* **Exercise objective**
Below are the records; repeat them in full, exactly.
-- Available data follows --
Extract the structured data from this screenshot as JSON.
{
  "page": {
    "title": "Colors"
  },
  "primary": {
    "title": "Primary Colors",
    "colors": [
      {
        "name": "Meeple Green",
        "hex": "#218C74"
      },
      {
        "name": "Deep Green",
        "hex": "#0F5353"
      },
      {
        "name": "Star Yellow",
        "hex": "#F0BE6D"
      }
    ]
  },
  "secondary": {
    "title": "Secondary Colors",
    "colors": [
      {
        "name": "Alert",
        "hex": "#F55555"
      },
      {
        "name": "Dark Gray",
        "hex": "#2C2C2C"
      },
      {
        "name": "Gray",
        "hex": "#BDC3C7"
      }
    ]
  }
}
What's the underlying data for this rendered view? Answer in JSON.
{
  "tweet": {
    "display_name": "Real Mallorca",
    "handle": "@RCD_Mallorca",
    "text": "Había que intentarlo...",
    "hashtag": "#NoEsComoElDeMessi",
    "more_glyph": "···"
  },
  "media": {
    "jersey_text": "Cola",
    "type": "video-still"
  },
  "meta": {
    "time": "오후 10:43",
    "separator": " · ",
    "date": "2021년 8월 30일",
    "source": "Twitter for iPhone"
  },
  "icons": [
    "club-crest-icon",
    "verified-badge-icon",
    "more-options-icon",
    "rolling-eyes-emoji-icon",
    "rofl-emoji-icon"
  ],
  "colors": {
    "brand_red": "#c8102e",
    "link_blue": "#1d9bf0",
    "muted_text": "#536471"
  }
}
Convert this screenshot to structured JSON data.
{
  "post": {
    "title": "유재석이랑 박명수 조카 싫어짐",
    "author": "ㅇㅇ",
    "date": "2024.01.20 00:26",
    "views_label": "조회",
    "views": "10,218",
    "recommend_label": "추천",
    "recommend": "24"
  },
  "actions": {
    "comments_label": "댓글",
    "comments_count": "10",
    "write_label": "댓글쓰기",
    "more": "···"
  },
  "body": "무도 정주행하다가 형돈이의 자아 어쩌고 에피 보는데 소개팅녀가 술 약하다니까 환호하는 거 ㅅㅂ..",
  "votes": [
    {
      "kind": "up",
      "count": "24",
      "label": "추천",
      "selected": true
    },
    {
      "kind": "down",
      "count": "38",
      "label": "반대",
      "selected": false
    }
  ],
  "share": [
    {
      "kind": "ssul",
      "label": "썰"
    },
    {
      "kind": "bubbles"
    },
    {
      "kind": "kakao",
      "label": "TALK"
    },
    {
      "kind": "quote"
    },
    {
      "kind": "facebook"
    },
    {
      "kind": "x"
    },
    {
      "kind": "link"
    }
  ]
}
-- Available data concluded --
* **Response below**
Extract the structured data from this screenshot as JSON.
{
  "page": {
    "title": "Colors"
  },
  "primary": {
    "title": "Primary Colors",
    "colors": [
      {
        "name": "Meeple Green",
        "hex": "#218C74"
      },
      {
        "name": "Deep Green",
        "hex": "#0F5353"
      },
      {
        "name": "Star Yellow",
        "hex": "#F0BE6D"
      }
    ]
  },
  "secondary": {
    "title": "Secondary Colors",
    "colors": [
      {
        "name": "Alert",
        "hex": "#F55555"
      },
      {
        "name": "Dark Gray",
        "hex": "#2C2C2C"
      },
      {
        "name": "Gray",
        "hex": "#BDC3C7"
      }
    ]
  }
}
What's the underlying data for this rendered view? Answer in JSON.
{
  "tweet": {
    "display_name": "Real Mallorca",
    "handle": "@RCD_Mallorca",
    "text": "Había que intentarlo...",
    "hashtag": "#NoEsComoElDeMessi",
    "more_glyph": "···"
  },
  "media": {
    "jersey_text": "Cola",
    "type": "video-still"
  },
  "meta": {
    "time": "오후 10:43",
    "separator": " · ",
    "date": "2021년 8월 30일",
    "source": "Twitter for iPhone"
  },
  "icons": [
    "club-crest-icon",
    "verified-badge-icon",
    "more-options-icon",
    "rolling-eyes-emoji-icon",
    "rofl-emoji-icon"
  ],
  "colors": {
    "brand_red": "#c8102e",
    "link_blue": "#1d9bf0",
    "muted_text": "#536471"
  }
}
Convert this screenshot to structured JSON data.
{
  "post": {
    "title": "유재석이랑 박명수 조카 싫어짐",
    "author": "ㅇㅇ",
    "date": "2024.01.20 00:26",
    "views_label": "조회",
    "views": "10,218",
    "recommend_label": "추천",
    "recommend": "24"
  },
  "actions": {
    "comments_label": "댓글",
    "comments_count": "10",
    "write_label": "댓글쓰기",
    "more": "···"
  },
  "body": "무도 정주행하다가 형돈이의 자아 어쩌고 에피 보는데 소개팅녀가 술 약하다니까 환호하는 거 ㅅㅂ..",
  "votes": [
    {
      "kind": "up",
      "count": "24",
      "label": "추천",
      "selected": true
    },
    {
      "kind": "down",
      "count": "38",
      "label": "반대",
      "selected": false
    }
  ],
  "share": [
    {
      "kind": "ssul",
      "label": "썰"
    },
    {
      "kind": "bubbles"
    },
    {
      "kind": "kakao",
      "label": "TALK"
    },
    {
      "kind": "quote"
    },
    {
      "kind": "facebook"
    },
    {
      "kind": "x"
    },
    {
      "kind": "link"
    }
  ]
}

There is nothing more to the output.